I figure that is why I am so drawn to working with animals. I am who I am and that's ok.

What a breath of fresh air.

Monday, February 23, 2009

Kissable. Lips.

I thought these were the most kissable lips ever.

This is Phillip. He lives and roams below the gate at the sanctuary and always looks as if he's ready to kiss any girl that he meets. "Swoon" comes to mind when I look at him. He is so very handsome.

However, today this little one changed my mind.

This baby found his way to the sanctuary via a woman who bought him in a parking lot. Apparently he was being sold--as food. Cabrito. Barely taller than two rail road ties on top of one another and full of nothing but LUV!!!

Cabrito. Really???

Monday, February 16, 2009

Gatita y Gatito

This brother and sister were found wandering a neighborhood in California (exactly where I'm not sure.) The thought was that the mother was killed and these babies were orphans and needed a safe place to grow up. Much paperwork later they arrived at the sanctuary two days before Valentines day. They were both scared and ready to get out of their crates

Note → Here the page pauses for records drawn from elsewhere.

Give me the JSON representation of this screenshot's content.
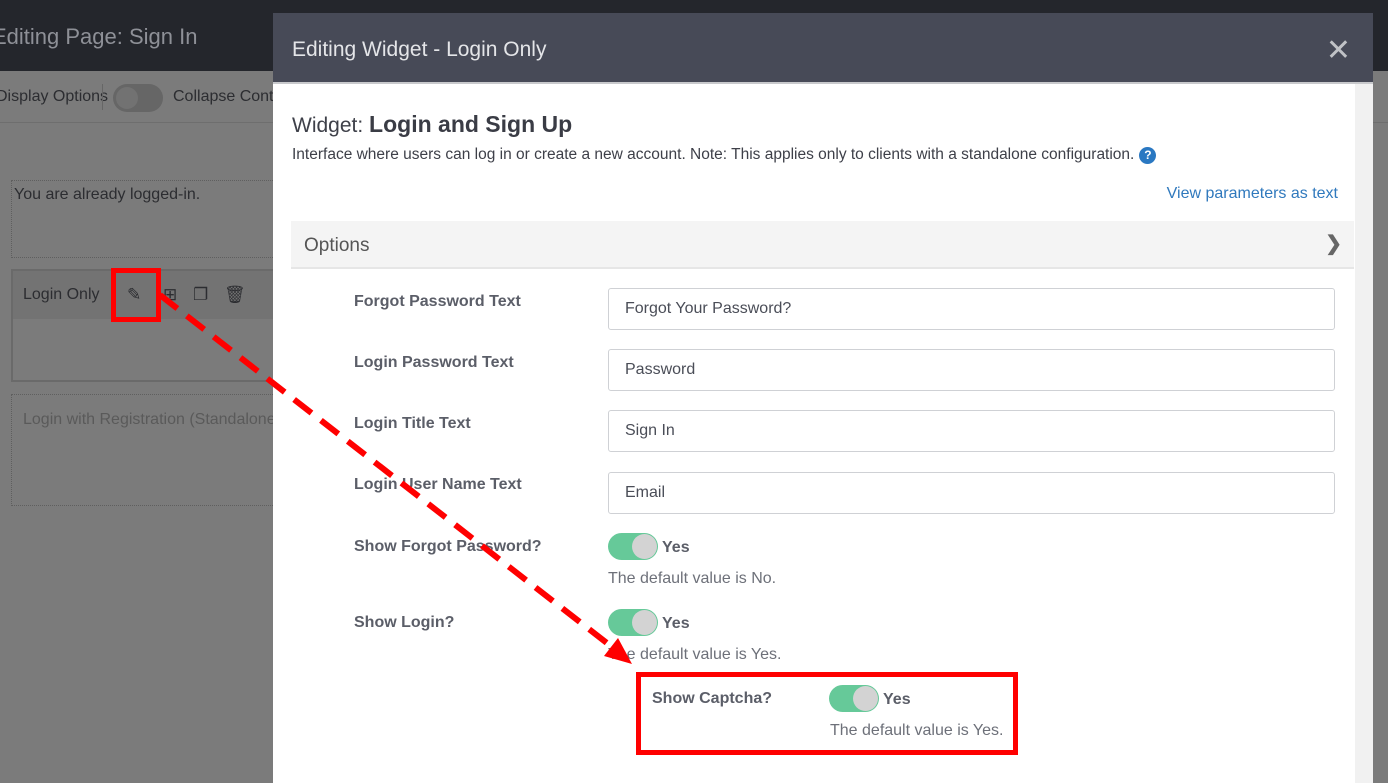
{
  "background": {
    "page_title": "Editing Page: Sign In",
    "display_options": "Display Options",
    "collapse_label": "Collapse Content",
    "widgets": [
      {
        "text": "You are already logged-in."
      },
      {
        "label": "Login Only"
      },
      {
        "text": "Login with Registration (Standalone)"
      }
    ]
  },
  "modal": {
    "title": "Editing Widget - Login Only",
    "close_icon": "close-icon",
    "widget_prefix": "Widget:",
    "widget_name": "Login and Sign Up",
    "description": "Interface where users can log in or create a new account. Note: This applies only to clients with a standalone configuration.",
    "view_params": "View parameters as text",
    "section": "Options",
    "fields": [
      {
        "label": "Forgot Password Text",
        "value": "Forgot Your Password?"
      },
      {
        "label": "Login Password Text",
        "value": "Password"
      },
      {
        "label": "Login Title Text",
        "value": "Sign In"
      },
      {
        "label": "Login User Name Text",
        "value": "Email"
      }
    ],
    "toggles": [
      {
        "label": "Show Forgot Password?",
        "state": "Yes",
        "on": true,
        "default": "The default value is No."
      },
      {
        "label": "Show Login?",
        "state": "Yes",
        "on": true,
        "default": "The default value is Yes."
      },
      {
        "label": "Show Captcha?",
        "state": "Yes",
        "on": true,
        "default": "The default value is Yes."
      }
    ]
  },
  "colors": {
    "toggle_on": "#66c999",
    "annotation": "#ff0000",
    "link": "#3079bd",
    "modal_header": "#474a57"
  }
}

Curious adult mountain lions lounged nearby as Sister was wrangled out of her crate and into the lockout.

Her fear was obvious as she snarled and hissed and growled at the gathered adults. In turn, the adults sniffed and nosed the new arrival. Each adult in turn greeted the girl nose to nose. She would hiss, they would hiss, and the introduction would be over.

Brother was next.

He came out much more subservient. He immediately crouched and rolled onto his back showing his belly to the onlookers. Although he snarled and growled at them, he stayed on his back. (Yes, they look very much alike and you might wonder how I can tell them apart (and am I really just showing photos of the same cub.) Brother has a nick in his right ear and Sister's does not.)

Here Brother is giving Sister some comfort. I was so lucky to be able to watch them interact after being separated for over 24 hours. Now they will be able to grow up in a family of their own kind and really know what it means to be a mountain lion.

Unfortunately they are unable to be released into the wild. Public outcry of releasing "big, dangerous" animals back into the wild prohibits it. Apparently the Public is entirely unaware of where these babies came from.

At least they have one another, the sanctuary, and a new family.

Wednesday, February 11, 2009

Blonde Perfection

Back in June I wrote about a leucistic opossum who came in with her siblings and was ready to be released. Not long after that post, she was released. (see Once upon a time... )

Several months ago a leucistic raccoon came in as an orphan. Somehow she was captured (she was wild and crazy and hard to hold--a girl after my own heart!) and we've been feeding her ever since. She be living with all of the other raccoons her age peacefully in our raccoon runs.

It's entirely fascinating to see an animal with unfamiliar markings. Where I'm used to seeing black hands and feet, hers are pink. Where raccoon noses are black and shiny, hers is almost a milk chocolate color. Where I'm used to seeing a grey and black ringed tail, hers is cinnamon and vanilla.

There are some that question the reasoning behind releasing an animal so seemingly defenseless--having no 'natural' camouflage. However, her demeanor and character would, as far as I'm concerned, render any opponent either shredded or turning tail in fear. Some fear she'd be easier to spot by predators.

Doesn't she deserve the chance at her own wild life?